“Between sets, I checked my e-mail, and I had received an e-mail from him asking me if I’d perform at Chella if we were available. Obviously, I said yes without thinking twice about it. I didn’t even know who the other bands were going to be. I just knew this was awesome (based on) what the event is and what it stands for. I feel like they made an awesome decision, and it’s a great opportunity for us.”

Woo grew up in Cathedral City in a family that listened almost exclusively to Latin music.

“Latin music is pretty much all I was exposed to,” she said. “A lot of kids I know who are Mexican American and who grew up in the valley, their parents listened to the Rolling Stones and stuff like that. My parents didn’t listen to that stuff. It was strictly a lot of the cumbia bands and all the older Mexican big names. It wasn’t until I was a teenager when I first heard Sublime, and was like, ‘Whoa! That’s cool!’

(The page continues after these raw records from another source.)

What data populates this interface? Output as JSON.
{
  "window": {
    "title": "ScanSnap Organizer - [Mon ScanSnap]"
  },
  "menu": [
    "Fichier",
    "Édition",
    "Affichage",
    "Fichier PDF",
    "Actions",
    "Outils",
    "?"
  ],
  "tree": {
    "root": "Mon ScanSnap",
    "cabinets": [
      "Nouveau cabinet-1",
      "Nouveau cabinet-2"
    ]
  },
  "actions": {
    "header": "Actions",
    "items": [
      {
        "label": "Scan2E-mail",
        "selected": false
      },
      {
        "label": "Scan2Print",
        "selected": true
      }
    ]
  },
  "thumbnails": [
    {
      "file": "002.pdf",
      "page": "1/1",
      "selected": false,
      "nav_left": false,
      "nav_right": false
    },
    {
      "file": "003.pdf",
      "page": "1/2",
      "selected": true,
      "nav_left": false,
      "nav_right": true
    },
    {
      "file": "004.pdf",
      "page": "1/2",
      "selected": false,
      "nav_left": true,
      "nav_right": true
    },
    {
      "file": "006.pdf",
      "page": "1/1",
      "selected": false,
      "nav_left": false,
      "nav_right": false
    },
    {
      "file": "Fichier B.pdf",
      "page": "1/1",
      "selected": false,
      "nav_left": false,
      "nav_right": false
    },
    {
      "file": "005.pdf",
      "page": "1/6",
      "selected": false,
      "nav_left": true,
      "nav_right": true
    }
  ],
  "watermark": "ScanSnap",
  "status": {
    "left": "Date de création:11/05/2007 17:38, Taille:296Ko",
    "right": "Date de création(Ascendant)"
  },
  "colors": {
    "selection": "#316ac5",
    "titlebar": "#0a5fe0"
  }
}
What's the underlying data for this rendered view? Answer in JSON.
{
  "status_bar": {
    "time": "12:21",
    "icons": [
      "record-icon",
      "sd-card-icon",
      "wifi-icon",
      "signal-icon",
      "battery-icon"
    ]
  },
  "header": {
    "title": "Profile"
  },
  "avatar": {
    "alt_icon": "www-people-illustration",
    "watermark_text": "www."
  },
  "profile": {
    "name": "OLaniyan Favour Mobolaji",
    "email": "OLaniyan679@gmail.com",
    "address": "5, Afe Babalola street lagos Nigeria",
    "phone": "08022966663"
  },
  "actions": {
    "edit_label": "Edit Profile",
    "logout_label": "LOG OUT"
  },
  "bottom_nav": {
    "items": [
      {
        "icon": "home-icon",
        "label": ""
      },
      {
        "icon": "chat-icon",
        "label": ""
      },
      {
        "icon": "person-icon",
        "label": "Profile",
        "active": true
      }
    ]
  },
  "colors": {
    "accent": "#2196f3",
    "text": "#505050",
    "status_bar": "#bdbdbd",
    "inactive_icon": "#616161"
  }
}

“My parents listened to all Spanish music. I don’t regret any of it, though, and a lot of the reason I have what I have in me … is because of that. It’s music with a lot of meaning and heart.”

Woo sings in both English and Spanish and often performs Latin music at “mainstream” venues.

“Most of my experiences have been good, but not all of the time,” Woo said. “I’ve been singing in Spanish for a while. I’ve had ugly experiences that have made me really sad, like hearing comments like, ‘Are they going to sing something in English?’ I still, to this day, have this insecurity of whether it’s a good idea to sing in Spanish in certain places, and I’m always reminded by my good friends that I shouldn’t worry about that.

“People love me for what I do, and that’s what I do, and I shouldn’t ever feel that way. I’ve been pushing through the past few years and even (feel insecure) when I would perform with Machin’ and would see bands like Elektric Lucie, who are doing original Latin music. It’s nice to see people embracing their culture, even when it’s kind of intimidating in a way, because you want to be all-inclusive. I feel like it’s important to stay true to yourself and stick to it.”

While she didn’t grow up in the east valley, Woo has a strong connection to that part of the Coachella Valley and its Latino traditions.

“My family joined me, and we went to the (brand-new) Coachella Valley Food Truck Park in Coachella. I remember telling my parents, ‘I love this place,’” Woo said. “As soon as we make a left on Grapefruit Boulevard, I feel like I’m in Mexico. It’s been a long time since I went to Guadalajara, where my dad is from, but I volunteer my time for a church that’s located in Coachella and work one or two retreats a year. I spend a lot of time in Coachella for that. I love listening to all of the music out there, and that really gets my blood pumping. I feel like I’m at home, and I love the camaraderie of the community.”

Woo said she’s excited about performing at Chella—and about what it means for the community.

“I think the excitement is really going to hit me once it’s time to rock. Right now, I’m trying not to think about it too much, because then I’ll start getting freaked out. I feel truly honored,” Woo said. “Mon Laferte is a woman I’ve been admiring. All the Latino girls are rising right now. … Opening for Mon Laferte, and Los Tucanes de Tijuana, which I grew up listening to—it’s a true honor.

“My perspective on Chella is that it’s great, and I think adding Chella is a celebration of community. I hope that Goldenvoice truly understands our community in the Coachella Valley, and I hope they know how much love resides here in the valley for one another. I feel something special in the desert that can’t be replicated. Naturally, I’m protective of my home, and I consider this whole place my home. I want this event to really be a positive thing, and I’ll do my best to make sure that is what happens. … It truly does bring us all together, and I hope we can pack that place.”

Chella, featuring Los Tucanes de Tijuana, Mon Laferte, Cola Boyy, and Giselle Woo and the Night Owls, takes place at 6 p.m., Wednesday, April 17, in the Fullenwider Auditorium at the Riverside County Fairgrounds, 82503 Highway 111, in Indio. Tickets are $30. For tickets or more information, visit www.goldenvoice.com/#/event/370991.

Published in Previews